### [Aim of the task]
From start to end, print the entire listing below exactly.

####################

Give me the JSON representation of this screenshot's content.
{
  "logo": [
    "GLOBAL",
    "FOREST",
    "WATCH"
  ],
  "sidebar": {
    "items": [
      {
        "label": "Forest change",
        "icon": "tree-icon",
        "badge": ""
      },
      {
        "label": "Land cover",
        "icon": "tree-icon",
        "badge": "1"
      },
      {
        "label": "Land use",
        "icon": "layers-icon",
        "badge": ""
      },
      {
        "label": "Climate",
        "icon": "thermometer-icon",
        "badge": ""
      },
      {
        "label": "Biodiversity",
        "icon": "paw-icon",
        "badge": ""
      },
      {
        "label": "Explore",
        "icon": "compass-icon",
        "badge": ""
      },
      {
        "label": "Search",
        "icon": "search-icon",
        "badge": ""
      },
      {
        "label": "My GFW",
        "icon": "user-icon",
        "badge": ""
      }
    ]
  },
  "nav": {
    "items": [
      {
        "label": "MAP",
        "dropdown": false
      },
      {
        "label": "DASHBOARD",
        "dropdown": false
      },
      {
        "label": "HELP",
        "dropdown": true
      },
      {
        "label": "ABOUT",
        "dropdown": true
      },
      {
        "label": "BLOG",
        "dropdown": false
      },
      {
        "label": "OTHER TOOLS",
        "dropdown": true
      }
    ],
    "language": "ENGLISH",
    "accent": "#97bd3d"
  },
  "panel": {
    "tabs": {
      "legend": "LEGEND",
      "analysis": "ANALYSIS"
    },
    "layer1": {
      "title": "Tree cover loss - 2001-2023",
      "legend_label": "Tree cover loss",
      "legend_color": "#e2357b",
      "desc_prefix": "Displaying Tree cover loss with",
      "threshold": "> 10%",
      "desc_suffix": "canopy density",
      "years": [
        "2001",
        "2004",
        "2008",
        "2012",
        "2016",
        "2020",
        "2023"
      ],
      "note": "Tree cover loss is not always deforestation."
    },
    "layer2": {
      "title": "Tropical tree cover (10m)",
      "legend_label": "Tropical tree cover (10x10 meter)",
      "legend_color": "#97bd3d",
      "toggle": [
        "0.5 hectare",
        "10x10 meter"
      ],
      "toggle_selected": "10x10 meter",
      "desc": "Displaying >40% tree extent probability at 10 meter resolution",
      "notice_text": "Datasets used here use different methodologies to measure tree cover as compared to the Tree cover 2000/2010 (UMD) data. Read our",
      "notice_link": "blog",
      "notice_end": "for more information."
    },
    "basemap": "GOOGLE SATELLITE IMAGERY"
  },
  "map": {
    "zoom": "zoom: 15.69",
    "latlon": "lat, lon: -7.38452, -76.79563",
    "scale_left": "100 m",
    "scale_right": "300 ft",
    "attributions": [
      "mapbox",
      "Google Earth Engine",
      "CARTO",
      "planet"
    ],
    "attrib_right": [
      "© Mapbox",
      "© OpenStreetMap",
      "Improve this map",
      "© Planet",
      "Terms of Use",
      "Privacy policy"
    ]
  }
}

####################

### [Solution for this task]
Give me the JSON representation of this screenshot's content.
{
  "logo": [
    "GLOBAL",
    "FOREST",
    "WATCH"
  ],
  "sidebar": {
    "items": [
      {
        "label": "Forest change",
        "icon": "tree-icon",
        "badge": ""
      },
      {
        "label": "Land cover",
        "icon": "tree-icon",
        "badge": "1"
      },
      {
        "label": "Land use",
        "icon": "layers-icon",
        "badge": ""
      },
      {
        "label": "Climate",
        "icon": "thermometer-icon",
        "badge": ""
      },
      {
        "label": "Biodiversity",
        "icon": "paw-icon",
        "badge": ""
      },
      {
        "label": "Explore",
        "icon": "compass-icon",
        "badge": ""
      },
      {
        "label": "Search",
        "icon": "search-icon",
        "badge": ""
      },
      {
        "label": "My GFW",
        "icon": "user-icon",
        "badge": ""
      }
    ]
  },
  "nav": {
    "items": [
      {
        "label": "MAP",
        "dropdown": false
      },
      {
        "label": "DASHBOARD",
        "dropdown": false
      },
      {
        "label": "HELP",
        "dropdown": true
      },
      {
        "label": "ABOUT",
        "dropdown": true
      },
      {
        "label": "BLOG",
        "dropdown": false
      },
      {
        "label": "OTHER TOOLS",
        "dropdown": true
      }
    ],
    "language": "ENGLISH",
    "accent": "#97bd3d"
  },
  "panel": {
    "tabs": {
      "legend": "LEGEND",
      "analysis": "ANALYSIS"
    },
    "layer1": {
      "title": "Tree cover loss - 2001-2023",
      "legend_label": "Tree cover loss",
      "legend_color": "#e2357b",
      "desc_prefix": "Displaying Tree cover loss with",
      "threshold": "> 10%",
      "desc_suffix": "canopy density",
      "years": [
        "2001",
        "2004",
        "2008",
        "2012",
        "2016",
        "2020",
        "2023"
      ],
      "note": "Tree cover loss is not always deforestation."
    },
    "layer2": {
      "title": "Tropical tree cover (10m)",
      "legend_label": "Tropical tree cover (10x10 meter)",
      "legend_color": "#97bd3d",
      "toggle": [
        "0.5 hectare",
        "10x10 meter"
      ],
      "toggle_selected": "10x10 meter",
      "desc": "Displaying >40% tree extent probability at 10 meter resolution",
      "notice_text": "Datasets used here use different methodologies to measure tree cover as compared to the Tree cover 2000/2010 (UMD) data. Read our",
      "notice_link": "blog",
      "notice_end": "for more information."
    },
    "basemap": "GOOGLE SATELLITE IMAGERY"
  },
  "map": {
    "zoom": "zoom: 15.69",
    "latlon": "lat, lon: -7.38452, -76.79563",
    "scale_left": "100 m",
    "scale_right": "300 ft",
    "attributions": [
      "mapbox",
      "Google Earth Engine",
      "CARTO",
      "planet"
    ],
    "attrib_right": [
      "© Mapbox",
      "© OpenStreetMap",
      "Improve this map",
      "© Planet",
      "Terms of Use",
      "Privacy policy"
    ]
  }
}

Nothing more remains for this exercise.